We launched my novel Jerningham this week to coincide with the young Wakefield’s 200th birthday. The book launch in Wellington was at Unity Books and it felt so right: beneath our feet in colonial times was the beach, before all the infill began. Jerningham would have leapt ashore from the whale boats right there onto the shingly sand, walked along the beach to Dicky Barrett’s pub and ordered a bottle of his favourite Hokinaga red. I had been a bit worried that no one would come out to help celebrate but there was a good crowd, in a big part because of our three wonderful kids who brought along every friend who had ever sat at our table over the years and made them buy a book. They probably came for the wine, but that’s ok. It was Decibel. Can’t blame them.

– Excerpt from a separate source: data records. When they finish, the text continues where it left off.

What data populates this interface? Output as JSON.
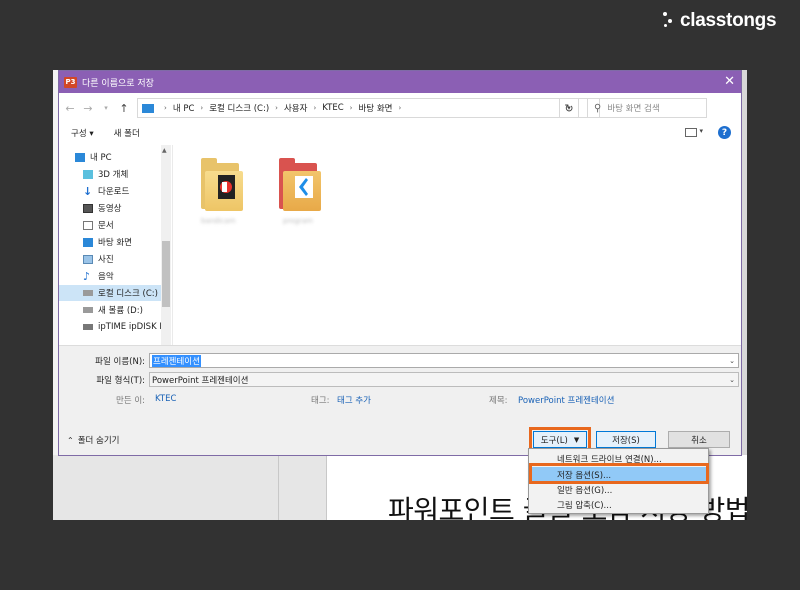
{
  "brand": {
    "name": "classtongs"
  },
  "dialog": {
    "title": "다른 이름으로 저장",
    "app_icon_text": "P3",
    "address": {
      "crumbs": [
        "내 PC",
        "로컬 디스크 (C:)",
        "사용자",
        "KTEC",
        "바탕 화면"
      ]
    },
    "search_placeholder": "바탕 화면 검색",
    "toolbar": {
      "organize": "구성 ▾",
      "new_folder": "새 폴더"
    },
    "nav_items": [
      {
        "label": "내 PC",
        "icon": "computer-icon"
      },
      {
        "label": "3D 개체",
        "icon": "cube-icon"
      },
      {
        "label": "다운로드",
        "icon": "download-arrow-icon"
      },
      {
        "label": "동영상",
        "icon": "video-icon"
      },
      {
        "label": "문서",
        "icon": "document-icon"
      },
      {
        "label": "바탕 화면",
        "icon": "desktop-icon"
      },
      {
        "label": "사진",
        "icon": "picture-icon"
      },
      {
        "label": "음악",
        "icon": "music-note-icon"
      },
      {
        "label": "로컬 디스크 (C:)",
        "icon": "drive-icon",
        "selected": true
      },
      {
        "label": "새 볼륨 (D:)",
        "icon": "drive-icon"
      },
      {
        "label": "ipTIME ipDISK D",
        "icon": "network-drive-icon"
      }
    ],
    "files": [
      {
        "name": "bandicam",
        "icon": "folder-icon"
      },
      {
        "name": "program",
        "icon": "folder-icon"
      }
    ],
    "filename_label": "파일 이름(N):",
    "filename_value": "프레젠테이션",
    "filetype_label": "파일 형식(T):",
    "filetype_value": "PowerPoint 프레젠테이션",
    "authors_label": "만든 이:",
    "authors_value": "KTEC",
    "tags_label": "태그:",
    "tags_value": "태그 추가",
    "title_label": "제목:",
    "title_value": "PowerPoint 프레젠테이션",
    "hide_folders": "폴더 숨기기",
    "tools_button": "도구(L)",
    "save_button": "저장(S)",
    "cancel_button": "취소",
    "tools_menu": [
      "네트워크 드라이브 연결(N)...",
      "저장 옵션(S)...",
      "일반 옵션(G)...",
      "그림 압축(C)..."
    ]
  },
  "slide": {
    "text": "파워포인트 글꼴 포함 저장 방법을"
  },
  "colors": {
    "titlebar": "#8b5fb4",
    "highlight": "#e8681e",
    "selection": "#3390ff"
  }
}
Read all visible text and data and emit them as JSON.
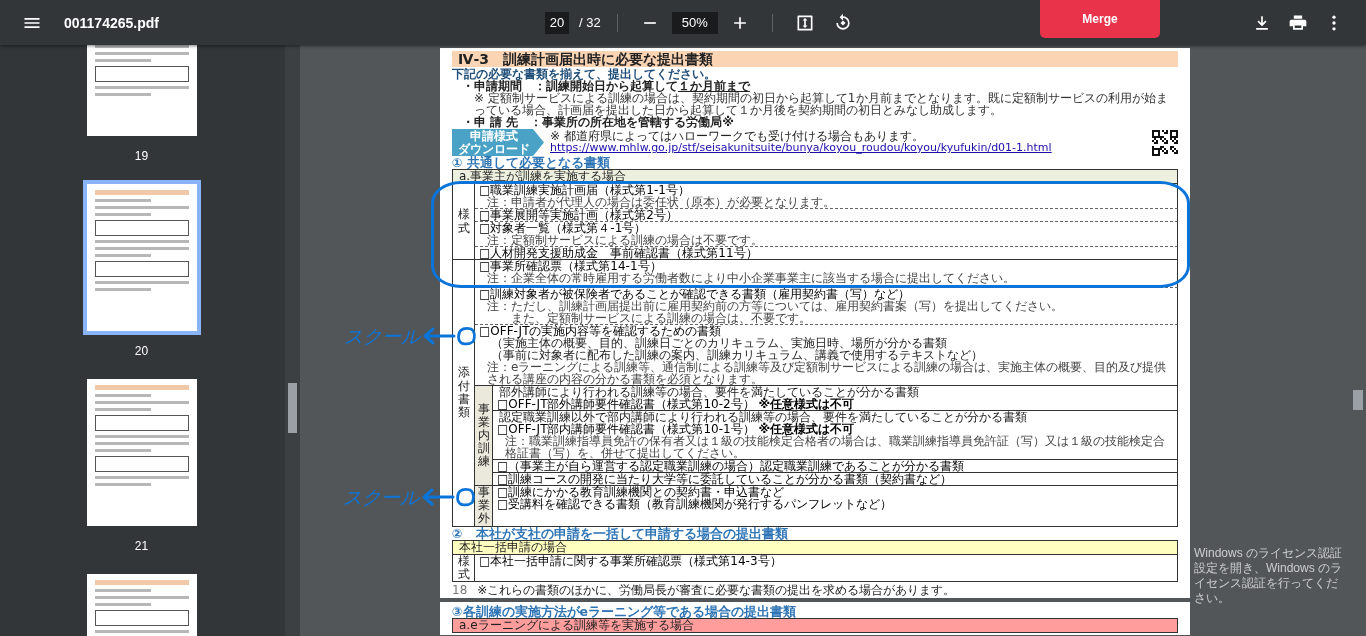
{
  "toolbar": {
    "file_name": "001174265.pdf",
    "page_current": "20",
    "page_total": "/ 32",
    "zoom": "50%",
    "merge": "Merge"
  },
  "thumbnails": [
    {
      "label": "19",
      "selected": false
    },
    {
      "label": "20",
      "selected": true
    },
    {
      "label": "21",
      "selected": false
    },
    {
      "selected": false
    }
  ],
  "document": {
    "pages": [
      {
        "title": "Ⅳ-3　訓練計画届出時に必要な提出書類",
        "intro": "下記の必要な書類を揃えて、提出してください。",
        "period": {
          "label": "・申請期間　：",
          "value": "訓練開始日から起算して",
          "emphasis": "１か月前まで"
        },
        "period_note": "※ 定額制サービスによる訓練の場合は、契約期間の初日から起算して1か月前までとなります。既に定額制サービスの利用が始まっている場合、計画届を提出した日から起算して１か月後を契約期間の初日とみなし助成します。",
        "applicant": {
          "label": "・申 請 先　：",
          "value": "事業所の所在地を管轄する労働局",
          "mark": "※"
        },
        "applicant_note": "※ 都道府県によってはハローワークでも受け付ける場合もあります。",
        "download": {
          "badge": [
            "申請様式",
            "ダウンロード"
          ],
          "url": "https://www.mhlw.go.jp/stf/seisakunitsuite/bunya/koyou_roudou/koyou/kyufukin/d01-1.html"
        },
        "sections": [
          {
            "heading": "① 共通して必要となる書類",
            "table": {
              "header": "a.事業主が訓練を実施する場合",
              "color": "#eef0df",
              "groups": [
                {
                  "label": "様式",
                  "items": [
                    {
                      "lines": [
                        {
                          "kind": "main",
                          "text": "□職業訓練実施計画届（様式第1-1号）"
                        },
                        {
                          "kind": "note",
                          "text": "注：申請者が代理人の場合は委任状（原本）が必要となります。"
                        }
                      ]
                    },
                    {
                      "lines": [
                        {
                          "kind": "main",
                          "text": "□事業展開等実施計画（様式第2号）"
                        }
                      ]
                    },
                    {
                      "lines": [
                        {
                          "kind": "main",
                          "text": "□対象者一覧（様式第４-1号）"
                        },
                        {
                          "kind": "note",
                          "text": "注：定額制サービスによる訓練の場合は不要です。"
                        }
                      ]
                    },
                    {
                      "lines": [
                        {
                          "kind": "main",
                          "text": "□人材開発支援助成金　事前確認書（様式第11号）"
                        }
                      ]
                    }
                  ]
                },
                {
                  "label": "添付書類",
                  "items": [
                    {
                      "lines": [
                        {
                          "kind": "main",
                          "text": "□事業所確認票（様式第14-1号）"
                        },
                        {
                          "kind": "note",
                          "text": "注：企業全体の常時雇用する労働者数により中小企業事業主に該当する場合に提出してください。"
                        }
                      ]
                    },
                    {
                      "lines": [
                        {
                          "kind": "main",
                          "text": "□訓練対象者が被保険者であることが確認できる書類",
                          "tail": "（雇用契約書（写）など）"
                        },
                        {
                          "kind": "note",
                          "text": "注：ただし、訓練計画届提出前に雇用契約前の方等については、雇用契約書案（写）を提出してください。"
                        },
                        {
                          "kind": "note",
                          "text": "　　また、定額制サービスによる訓練の場合は、不要です。"
                        }
                      ]
                    },
                    {
                      "annotation": "スクール",
                      "lines": [
                        {
                          "kind": "main",
                          "text": "□OFF-JTの実施内容等を確認するための書類"
                        },
                        {
                          "kind": "detail",
                          "text": "（実施主体の概要、目的、訓練日ごとのカリキュラム、実施日時、場所が分かる書類"
                        },
                        {
                          "kind": "detail",
                          "text": "（事前に対象者に配布した訓練の案内、訓練カリキュラム、講義で使用するテキストなど）"
                        },
                        {
                          "kind": "note",
                          "text": "注：eラーニングによる訓練等、通信制による訓練等及び定額制サービスによる訓練の場合は、実施主体の概要、目的及び提供される講座の内容の分かる書類を必須となります。"
                        }
                      ]
                    }
                  ],
                  "subgroups": [
                    {
                      "label": "事業内訓練",
                      "items": [
                        {
                          "lines": [
                            {
                              "kind": "lead",
                              "text": "部外講師により行われる訓練等の場合、要件を満たしていることが分かる書類"
                            },
                            {
                              "kind": "main",
                              "text": "□OFF-JT部外講師要件確認書（様式第10-2号）",
                              "strong": "※任意様式は不可"
                            }
                          ]
                        },
                        {
                          "lines": [
                            {
                              "kind": "lead",
                              "text": "認定職業訓練以外で部内講師により行われる訓練等の場合、要件を満たしていることが分かる書類"
                            },
                            {
                              "kind": "main",
                              "text": "□OFF-JT部内講師要件確認書（様式第10-1号）",
                              "strong": "※任意様式は不可"
                            },
                            {
                              "kind": "note",
                              "text": "注：職業訓練指導員免許の保有者又は１級の技能検定合格者の場合は、職業訓練指導員免許証（写）又は１級の技能検定合格証書（写）を、併せて提出してください。"
                            }
                          ]
                        },
                        {
                          "lines": [
                            {
                              "kind": "main",
                              "lead": "□（事業主が自ら運営する認定職業訓練の場合）",
                              "text": "認定職業訓練であることが分かる書類"
                            }
                          ]
                        },
                        {
                          "lines": [
                            {
                              "kind": "main",
                              "text": "□訓練コースの開発に当たり大学等に委託していることが分かる書類",
                              "tail": "（契約書など）"
                            }
                          ]
                        }
                      ]
                    },
                    {
                      "label": "事業外",
                      "items": [
                        {
                          "annotation": "スクール",
                          "lines": [
                            {
                              "kind": "main",
                              "text": "□訓練にかかる教育訓練機関との契約書・申込書など"
                            },
                            {
                              "kind": "main",
                              "text": "□受講料を確認できる書類（教育訓練機関が発行するパンフレットなど）"
                            }
                          ]
                        }
                      ]
                    }
                  ]
                }
              ]
            }
          },
          {
            "heading": "②　本社が支社の申請を一括して申請する場合の提出書類",
            "table": {
              "header": "本社一括申請の場合",
              "color": "#ffffc0",
              "groups": [
                {
                  "label": "様式",
                  "items": [
                    {
                      "lines": [
                        {
                          "kind": "main",
                          "text": "□本社一括申請に関する事業所確認票（様式第14-3号）"
                        }
                      ]
                    }
                  ]
                }
              ]
            }
          }
        ],
        "footer": {
          "page_number": "18",
          "note": "※これらの書類のほかに、労働局長が審査に必要な書類の提出を求める場合があります。"
        }
      },
      {
        "sections": [
          {
            "heading": "③各訓練の実施方法がeラーニング等である場合の提出書類",
            "table": {
              "header": "a.eラーニングによる訓練等を実施する場合",
              "color": "#ff9c9c"
            }
          }
        ]
      }
    ]
  },
  "os_notice": {
    "title": "Windows のライセンス認証",
    "message": "設定を開き、Windows のライセンス認証を行ってください。"
  }
}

Then we moved up to Hawkes Bay and had a bit of fun dressing up like Victorians at Duart House. Decibel again sponsored the wine along with Maison Noire so we were guaranteed a good turn out. People drank local, read local and our local Wardini Books sold the book.
To all those who came along, thank you very much. And what did I tell you? Everyone looks better in a top hat (though the ladies rocked the flowers, too)
Colonial Wellington’s original wild boy, Jerningham Wakefield, was born 200 years ago today. The son of New Zealand Company founder Edward Gibbon Wakefield, Jerningham was a member of the advance party of the Wellington colony, arriving in Port Nicholson on the Tory in September 1839. He was nineteen years old and sent away from England by his father to keep him out of mischief. It was a mistake Edward Gibbon probably came to regret.
Norway, 1880. So cold a woman leaned against a wall in church and froze to death, her skin stuck to the wall. No wonder my ancestors left. I love stories like this that are so atmospheric you need to wrap yourself in a blanket to read them.
Jerningham Wakefield and the first colonial settlement of Wellington
I walked into a bookshop yesterday and my book was on the counter. Does an author ever get used to that? Felt like the first day out with a new baby. They cooed over me in the shop and asked me to sign the copies.